The announcements come after insurers initially fought to block passage of the overhaul, which aims to provide coverage for millions of uninsured people. Challenges from states and other groups opposed to the law, which was passed in 2010, made their way to the Supreme Court. Justices are expected to rule later this month on whether to uphold the law or strike down parts or all of it.

A CBS News/New York Times poll released last week reveals that nearly seven in 10 Americans want the Supreme Court to overturn either all or President Obama's health care law or strike down just the individual mandate.

While a plurality of Americans want the health care law to be overturned, a CBS News/ New York Times Poll conducted in March illustrated the popularity of some of the provisions that UnitedHealthcare is keeping in place: Nearly seven in ten supported children under 26 staying on their parents' health plan. Additionally, 85 percent said insurance companies should cover people with pre-existing conditions.
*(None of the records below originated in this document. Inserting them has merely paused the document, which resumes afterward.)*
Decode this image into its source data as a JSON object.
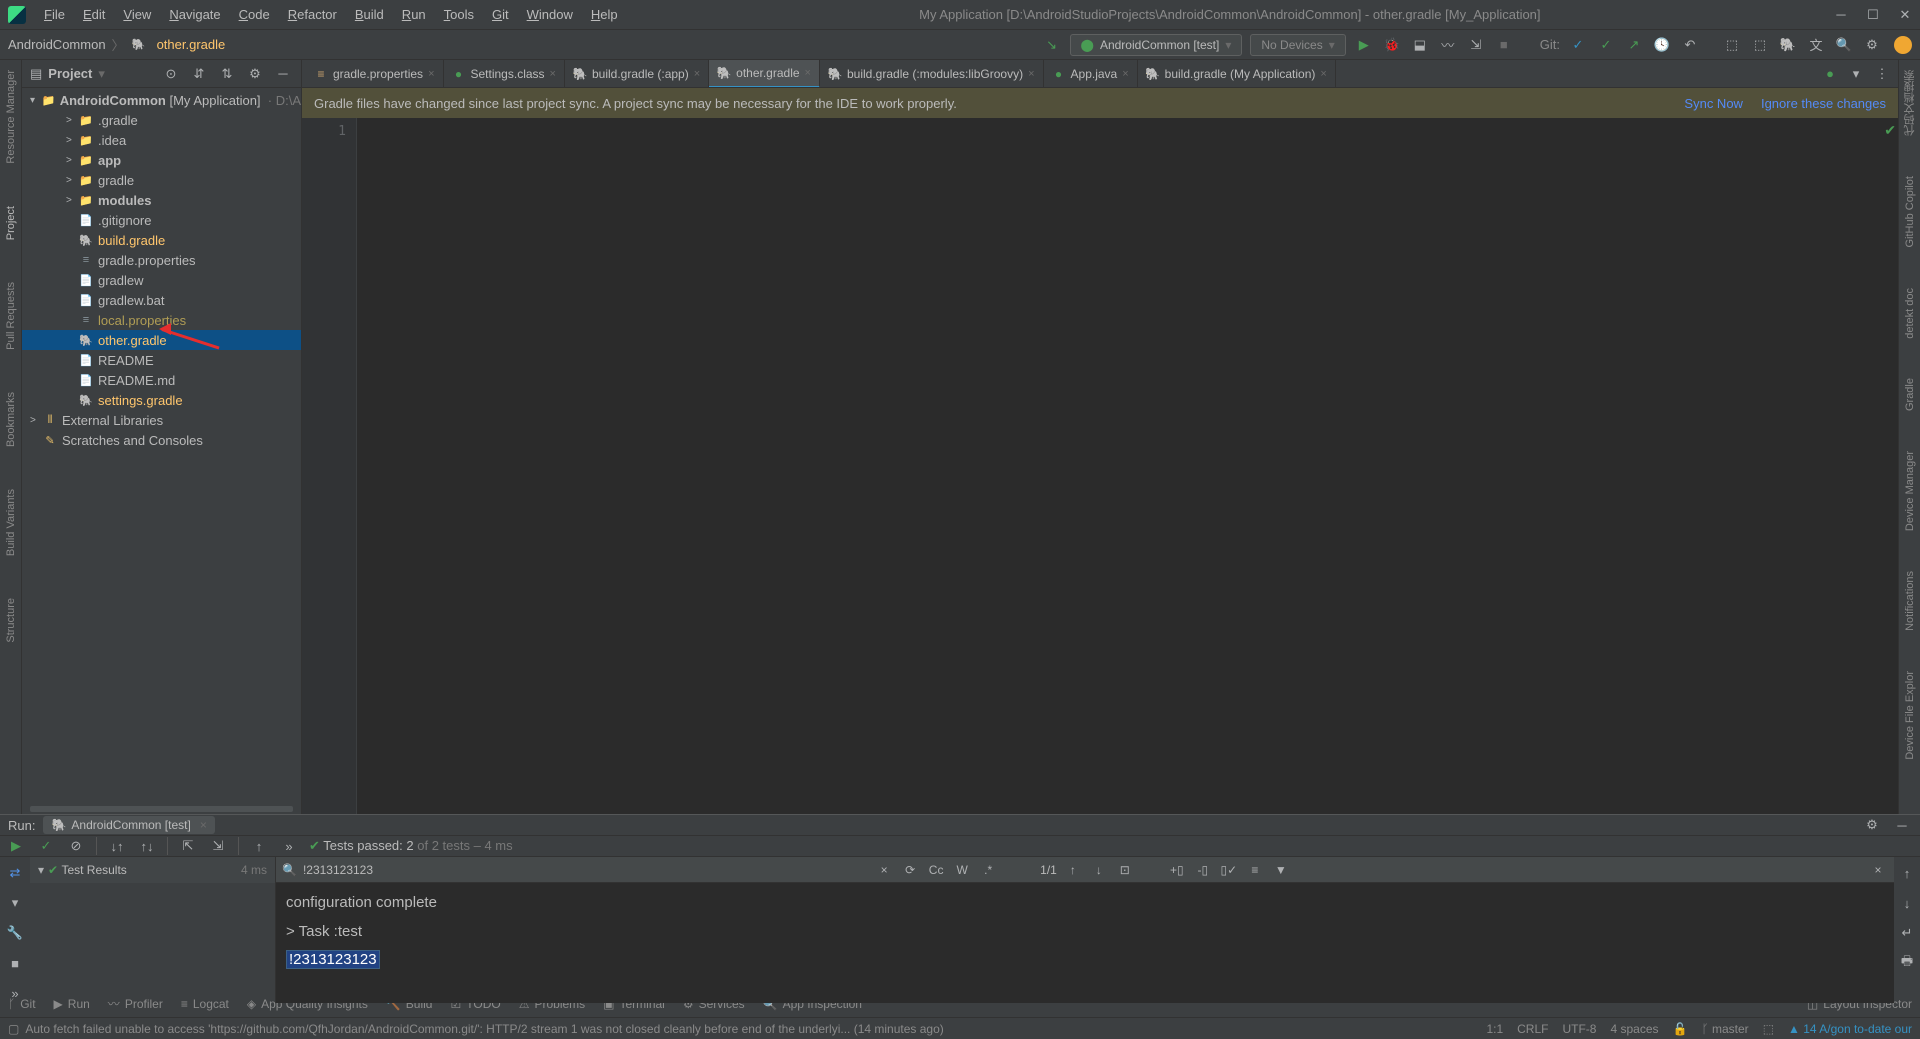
{
  "menu": [
    "File",
    "Edit",
    "View",
    "Navigate",
    "Code",
    "Refactor",
    "Build",
    "Run",
    "Tools",
    "Git",
    "Window",
    "Help"
  ],
  "title": "My Application [D:\\AndroidStudioProjects\\AndroidCommon\\AndroidCommon] - other.gradle [My_Application]",
  "breadcrumb": {
    "project": "AndroidCommon",
    "file": "other.gradle"
  },
  "toolbar": {
    "config": "AndroidCommon [test]",
    "device": "No Devices",
    "git_label": "Git:"
  },
  "panel": {
    "title": "Project"
  },
  "tree": {
    "root": "AndroidCommon",
    "root_hint": "[My Application]",
    "root_path": "· D:\\A",
    "items": [
      {
        "label": ".gradle",
        "type": "folder-orange",
        "arrow": ">",
        "indent": 1
      },
      {
        "label": ".idea",
        "type": "folder",
        "arrow": ">",
        "indent": 1
      },
      {
        "label": "app",
        "type": "folder",
        "arrow": ">",
        "indent": 1,
        "bold": true
      },
      {
        "label": "gradle",
        "type": "folder",
        "arrow": ">",
        "indent": 1
      },
      {
        "label": "modules",
        "type": "folder",
        "arrow": ">",
        "indent": 1,
        "bold": true
      },
      {
        "label": ".gitignore",
        "type": "file",
        "indent": 1
      },
      {
        "label": "build.gradle",
        "type": "gradle",
        "indent": 1,
        "highlight": true
      },
      {
        "label": "gradle.properties",
        "type": "prop",
        "indent": 1
      },
      {
        "label": "gradlew",
        "type": "file",
        "indent": 1
      },
      {
        "label": "gradlew.bat",
        "type": "file",
        "indent": 1
      },
      {
        "label": "local.properties",
        "type": "prop",
        "indent": 1,
        "yellow": true
      },
      {
        "label": "other.gradle",
        "type": "gradle",
        "indent": 1,
        "selected": true,
        "highlight": true
      },
      {
        "label": "README",
        "type": "file",
        "indent": 1
      },
      {
        "label": "README.md",
        "type": "file",
        "indent": 1
      },
      {
        "label": "settings.gradle",
        "type": "gradle",
        "indent": 1,
        "highlight": true
      }
    ],
    "ext_lib": "External Libraries",
    "scratches": "Scratches and Consoles"
  },
  "tabs": [
    {
      "label": "gradle.properties",
      "icon": "prop"
    },
    {
      "label": "Settings.class",
      "icon": "class"
    },
    {
      "label": "build.gradle (:app)",
      "icon": "gradle"
    },
    {
      "label": "other.gradle",
      "icon": "gradle",
      "active": true
    },
    {
      "label": "build.gradle (:modules:libGroovy)",
      "icon": "gradle"
    },
    {
      "label": "App.java",
      "icon": "class"
    },
    {
      "label": "build.gradle (My Application)",
      "icon": "gradle"
    }
  ],
  "notification": {
    "text": "Gradle files have changed since last project sync. A project sync may be necessary for the IDE to work properly.",
    "sync": "Sync Now",
    "ignore": "Ignore these changes"
  },
  "editor": {
    "line": "1"
  },
  "run": {
    "label": "Run:",
    "config": "AndroidCommon [test]",
    "tests": {
      "prefix": "Tests passed:",
      "count": "2",
      "suffix": "of 2 tests – 4 ms"
    },
    "results": "Test Results",
    "time": "4 ms",
    "search": "!2313123123",
    "search_pos": "1/1",
    "out1": "configuration complete",
    "out2": "> Task :test",
    "out3": "!2313123123"
  },
  "left_gutter": [
    "Resource Manager",
    "Project",
    "Pull Requests",
    "Bookmarks",
    "Build Variants",
    "Structure"
  ],
  "right_gutter": [
    "代码文档搜索",
    "GitHub Copilot",
    "detekt doc",
    "Gradle",
    "Device Manager",
    "Notifications",
    "Device File Explor"
  ],
  "bottom_tabs": [
    {
      "icon": "git",
      "label": "Git"
    },
    {
      "icon": "run",
      "label": "Run"
    },
    {
      "icon": "profiler",
      "label": "Profiler"
    },
    {
      "icon": "logcat",
      "label": "Logcat"
    },
    {
      "icon": "quality",
      "label": "App Quality Insights"
    },
    {
      "icon": "build",
      "label": "Build"
    },
    {
      "icon": "todo",
      "label": "TODO"
    },
    {
      "icon": "problems",
      "label": "Problems"
    },
    {
      "icon": "terminal",
      "label": "Terminal"
    },
    {
      "icon": "services",
      "label": "Services"
    },
    {
      "icon": "inspect",
      "label": "App Inspection"
    }
  ],
  "layout_inspector": "Layout Inspector",
  "status": {
    "msg": "Auto fetch failed unable to access 'https://github.com/QfhJordan/AndroidCommon.git/': HTTP/2 stream 1 was not closed cleanly before end of the underlyi... (14 minutes ago)",
    "pos": "1:1",
    "eol": "CRLF",
    "enc": "UTF-8",
    "indent": "4 spaces",
    "branch": "master",
    "copilot": "14 A/gon to-date our"
  }
}
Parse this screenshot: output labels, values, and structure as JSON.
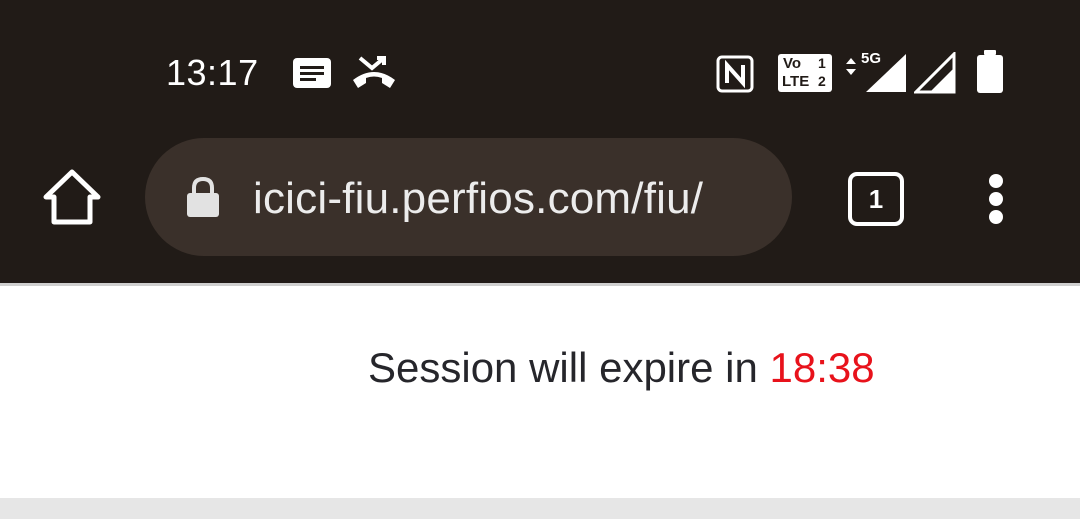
{
  "status_bar": {
    "time": "13:17",
    "icons": [
      "notes-icon",
      "missed-call-icon",
      "nfc-icon",
      "volte-icon",
      "5g-signal-icon",
      "signal-icon",
      "battery-icon"
    ],
    "volte_text_top": "Vo",
    "volte_text_bottom": "LTE",
    "sim1": "1",
    "sim2": "2",
    "network": "5G"
  },
  "toolbar": {
    "url": "icici-fiu.perfios.com/fiu/",
    "tab_count": "1"
  },
  "page": {
    "session_label": "Session will expire in",
    "session_timer": "18:38"
  },
  "colors": {
    "chrome_bg": "#211b17",
    "omnibox_bg": "#3a302a",
    "timer": "#e8121b"
  }
}
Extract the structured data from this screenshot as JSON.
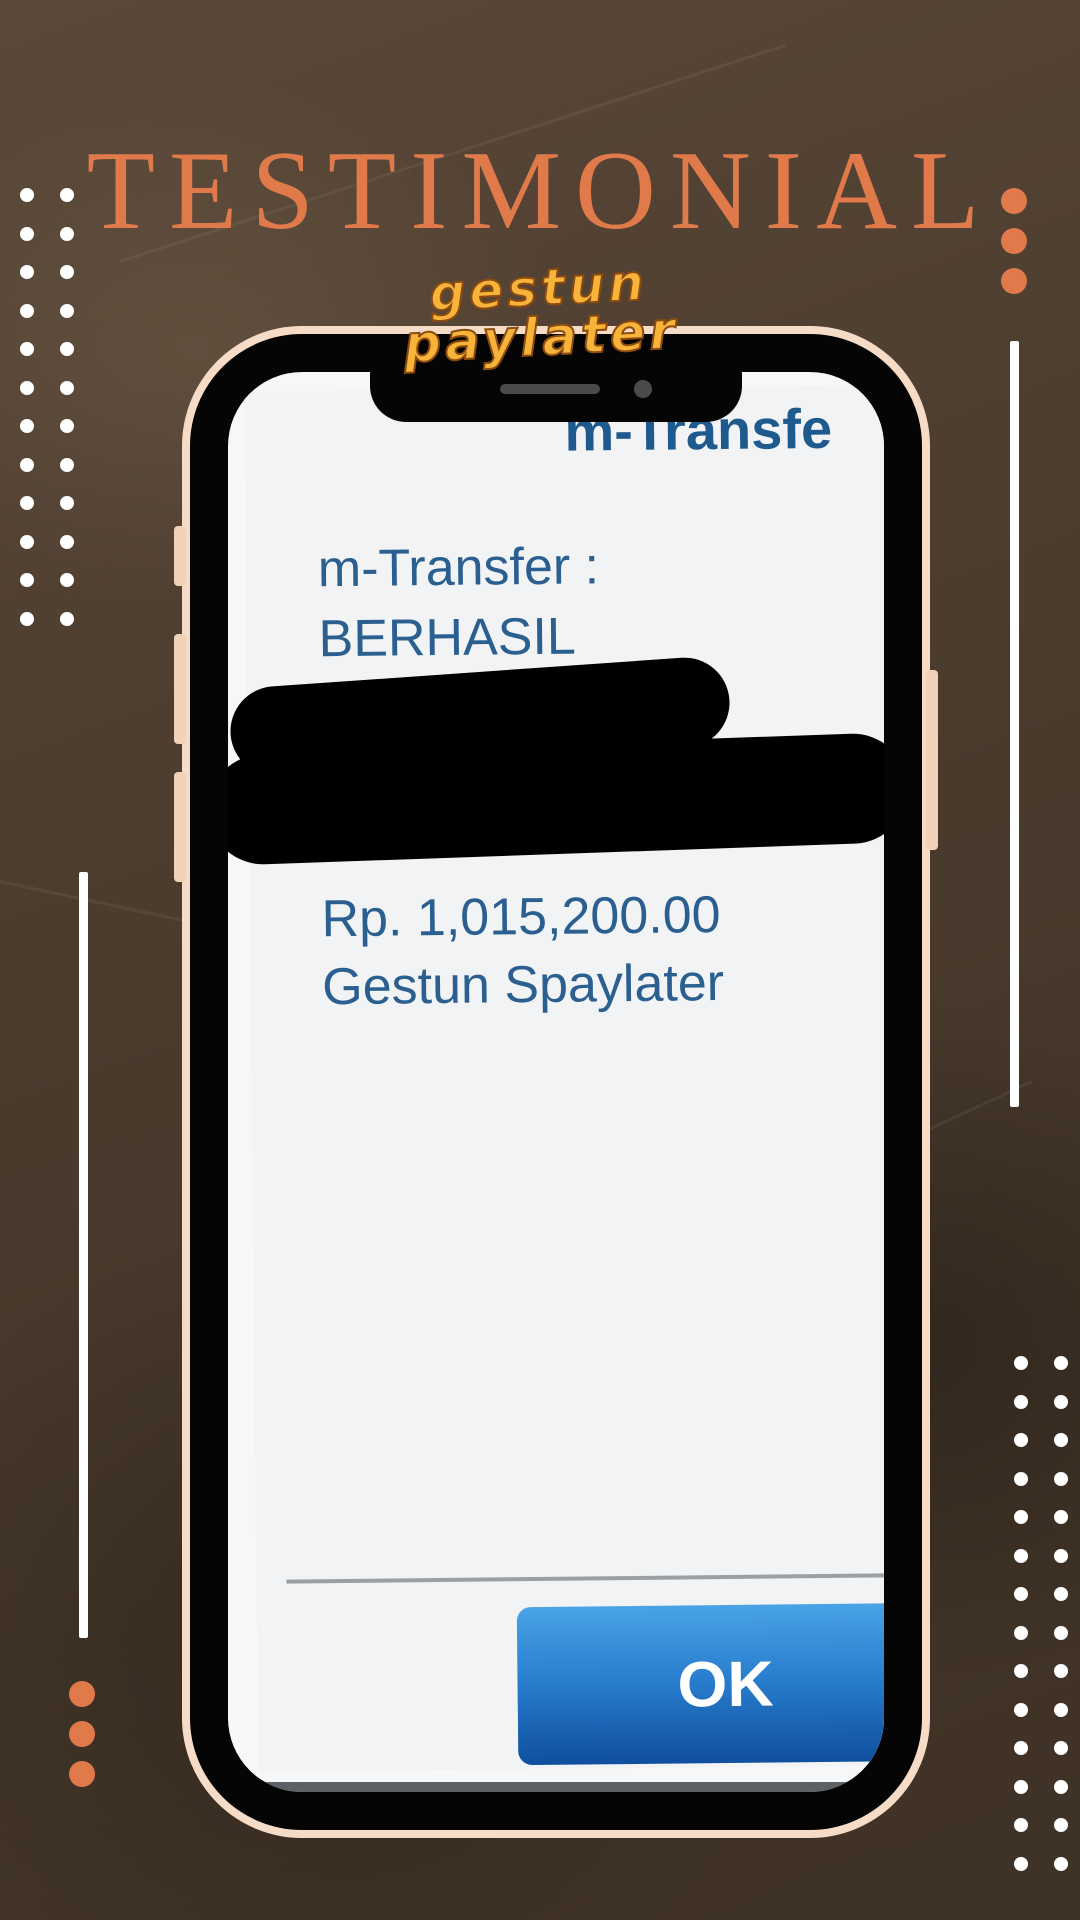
{
  "title": "TESTIMONIAL",
  "logo": {
    "line1": "gestun",
    "line2": "paylater"
  },
  "receipt": {
    "header_partial": "m-Transfe",
    "status_label": "m-Transfer :",
    "status_value": "BERHASIL",
    "amount": "Rp. 1,015,200.00",
    "description": "Gestun Spaylater",
    "ok_label": "OK"
  },
  "colors": {
    "title": "#e07a4a",
    "accent_dots": "#e07a4a",
    "decor_white": "#ffffff",
    "receipt_text": "#2a5f90",
    "ok_button": "#1f6fc0",
    "logo_fill": "#f7b33a",
    "phone_frame": "#f6dcc6"
  }
}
That major insurers are keeping some of the early provisions of the law underscores the popularity of those requirements. Patients have already gotten used to the benefits, and the insurers have already factored the cost of the provisions into the premiums that customers have to pay for coverage.